Genius said his grandson would not break into anyone’s home “and wouldn’t especially be involved in a murder” if he had to do it over again.
“It hurts my heart,” he said.
Under Maryland’s long-standing felony murder law, accomplices can be held responsible for a killing they did not directly commit.
“Felony murder should be abolished in this state,“ said Matthews’ defense attorney William Buie.
But Baltimore County State’s Attorney Scott Shellenberger defended the law and the sentence as fair.
“They understood exactly what they were pleading guilty to several months ago,” Shellenberger said. “Nobody does anything alone anymore. The felony murder crime and the way it’s used now is more important than ever, and this is a perfect example.”
Prosecutor Robin Coffin said in court, “This group engaged in utter lawlessness. Their participation in these crimes directly led to the death of Officer Caprio.”
She read Matthews’ lengthy criminal record that included assault, burglary, robbery with a weapon and a probation violation. Genius also had a prior record that included auto theft and burglary.
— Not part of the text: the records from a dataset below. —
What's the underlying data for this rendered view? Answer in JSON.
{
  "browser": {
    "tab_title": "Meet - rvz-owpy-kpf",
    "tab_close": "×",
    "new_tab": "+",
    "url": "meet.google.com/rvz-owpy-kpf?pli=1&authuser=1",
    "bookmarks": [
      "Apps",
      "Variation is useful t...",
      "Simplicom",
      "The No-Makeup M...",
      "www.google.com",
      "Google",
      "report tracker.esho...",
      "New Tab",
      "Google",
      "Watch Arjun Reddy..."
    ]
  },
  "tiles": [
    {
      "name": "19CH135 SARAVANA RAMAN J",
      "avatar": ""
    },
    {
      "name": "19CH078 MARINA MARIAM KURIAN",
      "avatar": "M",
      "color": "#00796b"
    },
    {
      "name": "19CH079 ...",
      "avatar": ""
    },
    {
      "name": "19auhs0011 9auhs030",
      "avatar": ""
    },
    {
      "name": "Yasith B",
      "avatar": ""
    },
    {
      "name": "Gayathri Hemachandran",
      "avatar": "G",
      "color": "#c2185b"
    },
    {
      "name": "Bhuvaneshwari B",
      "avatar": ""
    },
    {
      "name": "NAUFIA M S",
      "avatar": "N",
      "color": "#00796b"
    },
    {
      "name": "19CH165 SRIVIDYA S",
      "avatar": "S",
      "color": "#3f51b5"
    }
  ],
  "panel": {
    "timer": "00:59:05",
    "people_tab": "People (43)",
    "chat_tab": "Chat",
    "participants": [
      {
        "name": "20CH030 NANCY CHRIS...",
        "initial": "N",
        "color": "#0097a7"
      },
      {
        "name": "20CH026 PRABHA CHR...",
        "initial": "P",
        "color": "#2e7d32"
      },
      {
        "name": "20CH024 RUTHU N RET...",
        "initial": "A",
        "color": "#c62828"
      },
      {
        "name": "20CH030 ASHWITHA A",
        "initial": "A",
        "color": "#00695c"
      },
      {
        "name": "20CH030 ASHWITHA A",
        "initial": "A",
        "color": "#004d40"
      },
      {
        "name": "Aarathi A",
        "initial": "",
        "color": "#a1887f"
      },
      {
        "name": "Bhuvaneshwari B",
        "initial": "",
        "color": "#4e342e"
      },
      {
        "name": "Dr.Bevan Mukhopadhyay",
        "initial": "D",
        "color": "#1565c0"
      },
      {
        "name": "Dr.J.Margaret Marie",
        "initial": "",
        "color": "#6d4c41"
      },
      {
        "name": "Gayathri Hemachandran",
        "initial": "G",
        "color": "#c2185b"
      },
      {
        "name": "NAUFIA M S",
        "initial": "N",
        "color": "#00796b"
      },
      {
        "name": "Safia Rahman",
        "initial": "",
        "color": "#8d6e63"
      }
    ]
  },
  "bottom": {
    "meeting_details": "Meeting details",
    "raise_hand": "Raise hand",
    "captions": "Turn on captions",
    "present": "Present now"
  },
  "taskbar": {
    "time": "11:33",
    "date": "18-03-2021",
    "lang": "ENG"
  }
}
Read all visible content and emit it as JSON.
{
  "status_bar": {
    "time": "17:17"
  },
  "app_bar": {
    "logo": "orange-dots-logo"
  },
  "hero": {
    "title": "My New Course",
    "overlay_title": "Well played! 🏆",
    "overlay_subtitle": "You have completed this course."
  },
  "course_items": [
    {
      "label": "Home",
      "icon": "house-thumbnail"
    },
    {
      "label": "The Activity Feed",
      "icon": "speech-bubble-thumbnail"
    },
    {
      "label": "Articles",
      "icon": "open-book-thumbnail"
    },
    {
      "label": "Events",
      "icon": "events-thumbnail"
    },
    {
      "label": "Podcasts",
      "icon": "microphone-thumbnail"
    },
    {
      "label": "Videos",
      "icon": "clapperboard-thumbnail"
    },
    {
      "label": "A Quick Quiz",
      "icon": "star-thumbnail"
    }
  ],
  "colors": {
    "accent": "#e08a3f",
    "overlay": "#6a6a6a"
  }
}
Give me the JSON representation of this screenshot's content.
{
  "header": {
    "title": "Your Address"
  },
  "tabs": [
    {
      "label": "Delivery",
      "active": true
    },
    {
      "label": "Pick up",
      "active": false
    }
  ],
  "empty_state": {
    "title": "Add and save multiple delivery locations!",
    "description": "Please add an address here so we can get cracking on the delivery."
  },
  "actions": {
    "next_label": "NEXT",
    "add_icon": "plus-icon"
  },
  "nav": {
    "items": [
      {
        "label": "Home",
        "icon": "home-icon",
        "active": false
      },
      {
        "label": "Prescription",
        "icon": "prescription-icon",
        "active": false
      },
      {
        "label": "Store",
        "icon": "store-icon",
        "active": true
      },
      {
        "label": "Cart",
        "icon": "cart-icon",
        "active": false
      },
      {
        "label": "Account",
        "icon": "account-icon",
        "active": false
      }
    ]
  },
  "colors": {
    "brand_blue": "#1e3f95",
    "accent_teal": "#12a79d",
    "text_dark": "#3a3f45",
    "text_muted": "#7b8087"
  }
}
Coffin told the court Genius has had problems since his incarceration including allegations he incited a riot, smeared fecal matter in his cell and fought a correctional officer.
His defense attorney said that is because Genius is held with the adult population, unlike the others changed in this case.
The defense attorney played a video during the sentencing where loved ones, including Genius’ mother and father, an Army Staff Sergeant, spoke on his behalf.
It did not sway Judge Jan Alexander.
“He’s here because he was out of control,” Alexander said. “The behavior was outrageous to begin with. They should have been in school.”
Judge Alexander said what happened was “not a mistake. This was a conscious decision to commit crimes.”
Genius has since earned his high school diploma.
Both Matthews and Genius asked that they are placed in the youthful offenders program at Patuxent Institution.
Caprio’s family declined to comment today. At Harris’ sentencing last month, Caprio’s widow said he was still in pain and remembered her life. “She was selfless—the best person I ever knew,” Timothy Caprio said. He wept in court and told Judge Alexander how the killing “shattered my life.”
A third convicted teen, Darrell Ward, is scheduled to be sentenced on September 30.
The three teens pleaded guilty to murder after they burglarized a home on May 21, 2018.
While they were inside the home, Dawnta Harris fatally struck Officer Caprio with a stolen Jeep. Harris was sentenced to life in prison.
Ward also faces up to 30 years in prison.